[Data extracted from a collection]
┌────────

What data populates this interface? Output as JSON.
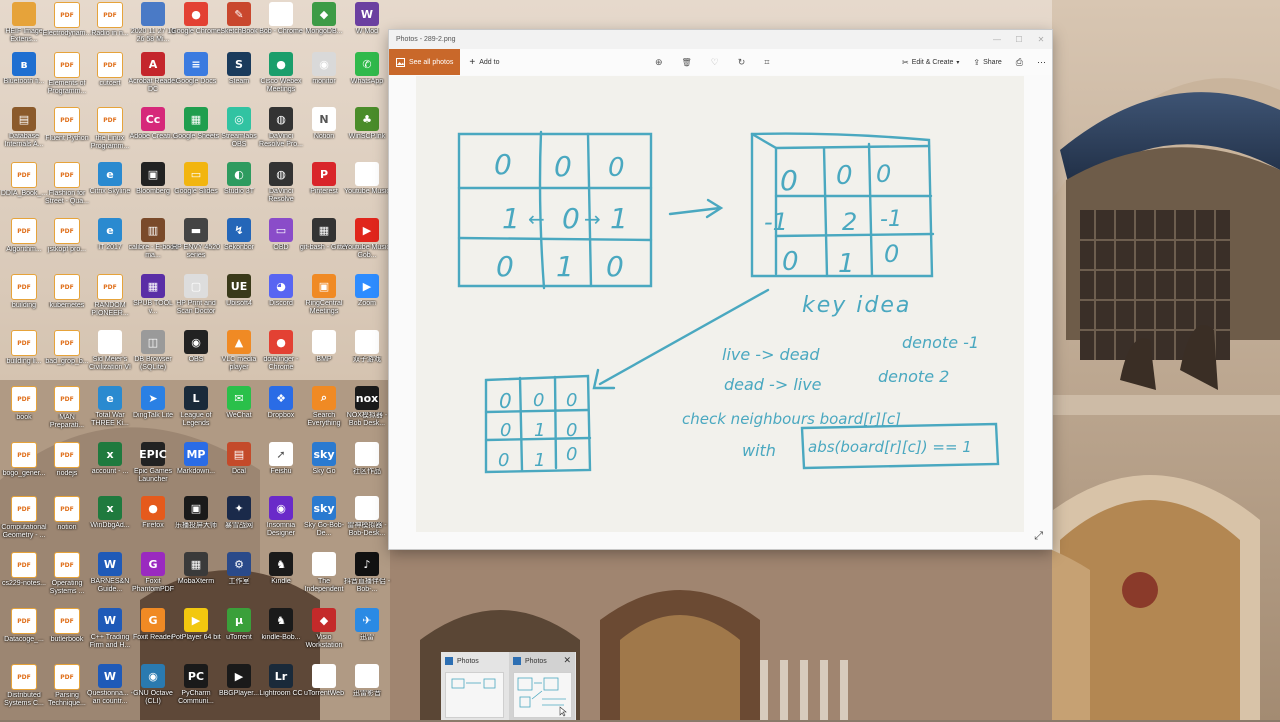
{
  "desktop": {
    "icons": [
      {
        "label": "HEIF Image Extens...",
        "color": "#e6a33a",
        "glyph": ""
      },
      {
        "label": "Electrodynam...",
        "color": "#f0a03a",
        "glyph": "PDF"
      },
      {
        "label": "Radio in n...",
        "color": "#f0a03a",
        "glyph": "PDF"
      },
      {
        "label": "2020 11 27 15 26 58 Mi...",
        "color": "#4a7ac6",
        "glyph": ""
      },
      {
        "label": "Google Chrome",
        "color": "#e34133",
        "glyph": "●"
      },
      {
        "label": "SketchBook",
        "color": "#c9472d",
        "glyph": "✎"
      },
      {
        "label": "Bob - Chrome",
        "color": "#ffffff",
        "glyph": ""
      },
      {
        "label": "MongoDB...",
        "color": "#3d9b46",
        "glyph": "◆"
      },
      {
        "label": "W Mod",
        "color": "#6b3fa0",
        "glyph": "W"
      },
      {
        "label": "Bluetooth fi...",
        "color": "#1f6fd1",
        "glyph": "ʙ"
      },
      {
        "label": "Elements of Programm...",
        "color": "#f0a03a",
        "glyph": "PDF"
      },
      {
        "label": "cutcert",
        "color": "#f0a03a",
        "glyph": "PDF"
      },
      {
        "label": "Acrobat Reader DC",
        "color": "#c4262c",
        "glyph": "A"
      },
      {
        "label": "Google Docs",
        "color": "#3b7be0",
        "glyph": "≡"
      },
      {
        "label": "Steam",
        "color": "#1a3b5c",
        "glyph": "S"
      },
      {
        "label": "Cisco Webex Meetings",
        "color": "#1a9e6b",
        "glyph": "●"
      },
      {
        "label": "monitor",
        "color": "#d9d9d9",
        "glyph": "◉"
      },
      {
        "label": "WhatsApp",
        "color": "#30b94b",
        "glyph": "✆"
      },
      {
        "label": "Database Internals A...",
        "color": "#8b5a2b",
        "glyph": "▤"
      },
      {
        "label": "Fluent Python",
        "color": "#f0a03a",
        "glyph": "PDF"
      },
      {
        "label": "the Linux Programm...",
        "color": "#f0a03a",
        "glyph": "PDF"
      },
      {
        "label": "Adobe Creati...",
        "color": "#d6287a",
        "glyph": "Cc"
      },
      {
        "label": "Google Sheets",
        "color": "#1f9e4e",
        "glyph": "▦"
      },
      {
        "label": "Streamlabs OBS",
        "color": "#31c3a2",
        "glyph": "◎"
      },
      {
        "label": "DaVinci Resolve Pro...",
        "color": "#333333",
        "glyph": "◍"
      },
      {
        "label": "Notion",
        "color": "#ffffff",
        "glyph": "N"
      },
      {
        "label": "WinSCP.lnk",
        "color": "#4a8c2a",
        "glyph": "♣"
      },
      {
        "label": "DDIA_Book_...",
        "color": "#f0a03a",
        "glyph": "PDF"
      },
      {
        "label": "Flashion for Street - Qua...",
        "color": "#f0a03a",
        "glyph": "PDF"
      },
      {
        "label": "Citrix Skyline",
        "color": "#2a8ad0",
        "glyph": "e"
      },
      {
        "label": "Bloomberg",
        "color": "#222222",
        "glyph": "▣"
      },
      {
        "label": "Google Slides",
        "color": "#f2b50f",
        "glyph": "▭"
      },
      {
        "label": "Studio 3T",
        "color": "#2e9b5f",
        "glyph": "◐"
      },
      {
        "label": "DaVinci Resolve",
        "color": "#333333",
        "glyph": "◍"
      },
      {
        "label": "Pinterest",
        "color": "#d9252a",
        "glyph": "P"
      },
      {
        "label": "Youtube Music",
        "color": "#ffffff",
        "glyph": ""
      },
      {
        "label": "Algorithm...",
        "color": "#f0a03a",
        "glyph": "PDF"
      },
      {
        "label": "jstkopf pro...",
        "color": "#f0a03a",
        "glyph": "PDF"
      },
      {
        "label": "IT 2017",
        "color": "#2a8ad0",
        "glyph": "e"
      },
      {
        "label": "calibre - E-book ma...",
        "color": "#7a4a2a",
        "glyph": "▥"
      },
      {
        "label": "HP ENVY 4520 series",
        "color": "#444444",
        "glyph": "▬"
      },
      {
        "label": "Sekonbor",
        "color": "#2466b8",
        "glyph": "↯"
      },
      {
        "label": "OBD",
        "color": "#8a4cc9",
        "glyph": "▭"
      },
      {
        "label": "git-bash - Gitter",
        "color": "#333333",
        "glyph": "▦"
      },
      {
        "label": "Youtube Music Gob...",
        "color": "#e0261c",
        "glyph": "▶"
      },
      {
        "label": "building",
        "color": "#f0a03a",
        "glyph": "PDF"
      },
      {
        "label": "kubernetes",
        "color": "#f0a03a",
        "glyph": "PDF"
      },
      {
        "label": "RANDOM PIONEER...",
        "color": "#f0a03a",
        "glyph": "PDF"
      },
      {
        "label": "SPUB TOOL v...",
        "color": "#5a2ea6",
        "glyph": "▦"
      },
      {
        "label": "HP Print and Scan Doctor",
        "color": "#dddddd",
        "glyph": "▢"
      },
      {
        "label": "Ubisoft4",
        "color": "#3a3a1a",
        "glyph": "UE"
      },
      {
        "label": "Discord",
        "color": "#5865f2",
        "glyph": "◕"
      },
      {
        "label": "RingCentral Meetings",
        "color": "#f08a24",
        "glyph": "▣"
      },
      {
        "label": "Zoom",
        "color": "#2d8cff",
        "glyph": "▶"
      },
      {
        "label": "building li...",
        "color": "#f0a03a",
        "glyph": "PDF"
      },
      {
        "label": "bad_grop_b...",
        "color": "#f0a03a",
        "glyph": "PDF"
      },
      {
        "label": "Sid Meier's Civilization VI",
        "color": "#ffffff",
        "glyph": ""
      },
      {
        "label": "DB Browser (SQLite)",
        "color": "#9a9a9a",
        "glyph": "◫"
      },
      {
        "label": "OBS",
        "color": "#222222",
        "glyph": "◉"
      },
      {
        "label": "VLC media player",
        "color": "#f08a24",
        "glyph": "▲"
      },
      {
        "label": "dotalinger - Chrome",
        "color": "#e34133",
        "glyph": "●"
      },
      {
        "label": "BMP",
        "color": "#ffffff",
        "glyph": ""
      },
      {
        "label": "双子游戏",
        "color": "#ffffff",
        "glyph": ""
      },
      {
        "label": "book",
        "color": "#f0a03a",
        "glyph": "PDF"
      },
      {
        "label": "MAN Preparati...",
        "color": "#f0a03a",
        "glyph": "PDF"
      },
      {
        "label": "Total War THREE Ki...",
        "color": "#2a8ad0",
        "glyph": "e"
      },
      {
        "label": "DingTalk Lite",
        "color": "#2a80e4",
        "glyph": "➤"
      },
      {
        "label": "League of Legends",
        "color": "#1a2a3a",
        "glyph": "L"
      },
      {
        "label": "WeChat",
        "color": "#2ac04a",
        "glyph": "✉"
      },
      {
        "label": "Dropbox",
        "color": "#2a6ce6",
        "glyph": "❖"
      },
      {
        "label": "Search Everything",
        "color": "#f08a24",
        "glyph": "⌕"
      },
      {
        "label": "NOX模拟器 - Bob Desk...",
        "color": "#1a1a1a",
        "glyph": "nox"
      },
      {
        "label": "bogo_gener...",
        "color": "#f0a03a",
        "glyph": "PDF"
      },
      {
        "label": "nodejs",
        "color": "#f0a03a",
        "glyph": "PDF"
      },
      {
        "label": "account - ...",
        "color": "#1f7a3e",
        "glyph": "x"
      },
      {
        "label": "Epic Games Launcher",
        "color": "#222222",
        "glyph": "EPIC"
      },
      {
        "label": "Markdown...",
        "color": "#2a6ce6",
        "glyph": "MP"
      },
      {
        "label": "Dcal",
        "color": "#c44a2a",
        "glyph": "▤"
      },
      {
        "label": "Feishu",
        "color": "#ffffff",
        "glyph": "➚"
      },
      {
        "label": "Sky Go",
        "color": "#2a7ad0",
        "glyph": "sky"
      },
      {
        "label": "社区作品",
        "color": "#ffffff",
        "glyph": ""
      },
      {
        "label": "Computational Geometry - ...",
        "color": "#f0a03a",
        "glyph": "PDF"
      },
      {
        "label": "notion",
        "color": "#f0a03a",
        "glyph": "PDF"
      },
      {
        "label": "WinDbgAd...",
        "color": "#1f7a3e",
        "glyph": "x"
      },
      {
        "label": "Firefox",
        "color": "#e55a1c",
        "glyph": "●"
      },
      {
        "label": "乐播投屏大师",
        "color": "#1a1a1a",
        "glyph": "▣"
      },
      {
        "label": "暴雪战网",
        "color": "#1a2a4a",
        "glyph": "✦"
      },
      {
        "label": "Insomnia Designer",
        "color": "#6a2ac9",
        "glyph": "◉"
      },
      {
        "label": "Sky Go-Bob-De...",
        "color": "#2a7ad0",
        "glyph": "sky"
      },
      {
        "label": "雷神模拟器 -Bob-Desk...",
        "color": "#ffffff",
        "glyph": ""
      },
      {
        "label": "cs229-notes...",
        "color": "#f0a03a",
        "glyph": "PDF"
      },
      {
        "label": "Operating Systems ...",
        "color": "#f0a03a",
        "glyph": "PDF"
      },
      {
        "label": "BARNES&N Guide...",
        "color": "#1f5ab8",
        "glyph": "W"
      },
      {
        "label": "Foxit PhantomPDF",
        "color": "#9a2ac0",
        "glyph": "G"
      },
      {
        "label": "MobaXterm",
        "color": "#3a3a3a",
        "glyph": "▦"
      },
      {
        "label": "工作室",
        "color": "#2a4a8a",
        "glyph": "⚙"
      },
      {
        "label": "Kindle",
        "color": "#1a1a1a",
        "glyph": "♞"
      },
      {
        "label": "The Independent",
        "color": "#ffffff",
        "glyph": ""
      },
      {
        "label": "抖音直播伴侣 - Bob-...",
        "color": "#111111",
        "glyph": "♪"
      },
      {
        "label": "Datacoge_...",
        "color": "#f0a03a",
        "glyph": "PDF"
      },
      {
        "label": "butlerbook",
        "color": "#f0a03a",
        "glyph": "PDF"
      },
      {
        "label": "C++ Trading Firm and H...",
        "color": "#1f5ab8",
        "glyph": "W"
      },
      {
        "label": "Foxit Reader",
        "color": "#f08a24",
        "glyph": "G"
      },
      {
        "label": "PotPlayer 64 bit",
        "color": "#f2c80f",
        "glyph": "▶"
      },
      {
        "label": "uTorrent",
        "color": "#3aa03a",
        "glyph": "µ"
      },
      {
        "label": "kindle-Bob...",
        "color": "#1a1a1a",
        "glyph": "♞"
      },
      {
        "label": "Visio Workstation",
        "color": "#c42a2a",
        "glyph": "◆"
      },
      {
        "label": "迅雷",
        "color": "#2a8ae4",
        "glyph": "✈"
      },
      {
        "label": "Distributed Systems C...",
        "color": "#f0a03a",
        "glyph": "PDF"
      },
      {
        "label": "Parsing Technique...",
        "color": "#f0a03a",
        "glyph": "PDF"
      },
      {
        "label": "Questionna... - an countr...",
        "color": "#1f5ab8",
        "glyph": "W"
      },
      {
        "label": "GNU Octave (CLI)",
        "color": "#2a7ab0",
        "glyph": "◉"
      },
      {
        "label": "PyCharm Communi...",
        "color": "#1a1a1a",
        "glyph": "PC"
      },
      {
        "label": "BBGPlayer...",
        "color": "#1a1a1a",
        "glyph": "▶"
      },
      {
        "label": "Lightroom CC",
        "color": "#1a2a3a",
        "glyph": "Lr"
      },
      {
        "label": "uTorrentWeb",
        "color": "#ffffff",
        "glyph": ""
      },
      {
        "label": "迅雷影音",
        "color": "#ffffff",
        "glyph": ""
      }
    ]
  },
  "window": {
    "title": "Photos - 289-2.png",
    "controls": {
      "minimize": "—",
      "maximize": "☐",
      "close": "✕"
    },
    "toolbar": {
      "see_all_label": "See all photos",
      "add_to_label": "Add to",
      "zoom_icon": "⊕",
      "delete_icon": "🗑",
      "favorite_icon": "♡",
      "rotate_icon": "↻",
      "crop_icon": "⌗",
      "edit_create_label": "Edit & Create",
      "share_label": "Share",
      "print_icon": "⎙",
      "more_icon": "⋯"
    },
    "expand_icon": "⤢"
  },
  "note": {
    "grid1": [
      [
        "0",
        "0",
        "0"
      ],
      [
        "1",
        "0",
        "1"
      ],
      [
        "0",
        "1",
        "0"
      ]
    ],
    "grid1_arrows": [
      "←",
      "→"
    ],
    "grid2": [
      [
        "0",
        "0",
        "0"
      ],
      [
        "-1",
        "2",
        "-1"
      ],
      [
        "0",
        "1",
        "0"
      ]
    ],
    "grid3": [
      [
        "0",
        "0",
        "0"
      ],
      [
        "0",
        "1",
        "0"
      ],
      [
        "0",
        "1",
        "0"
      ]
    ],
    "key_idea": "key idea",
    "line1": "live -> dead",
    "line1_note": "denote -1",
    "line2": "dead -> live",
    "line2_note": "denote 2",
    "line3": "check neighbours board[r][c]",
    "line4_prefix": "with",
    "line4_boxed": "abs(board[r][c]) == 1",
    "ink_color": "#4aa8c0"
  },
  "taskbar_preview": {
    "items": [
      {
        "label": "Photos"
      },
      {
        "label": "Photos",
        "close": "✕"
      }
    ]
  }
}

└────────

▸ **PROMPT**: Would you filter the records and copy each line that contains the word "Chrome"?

▸ **ANSWER TO THIS PROBLEM**:
        "label": "Google Chrome",
        "label": "Bob - Chrome",
        "label": "dotalinger - Chrome",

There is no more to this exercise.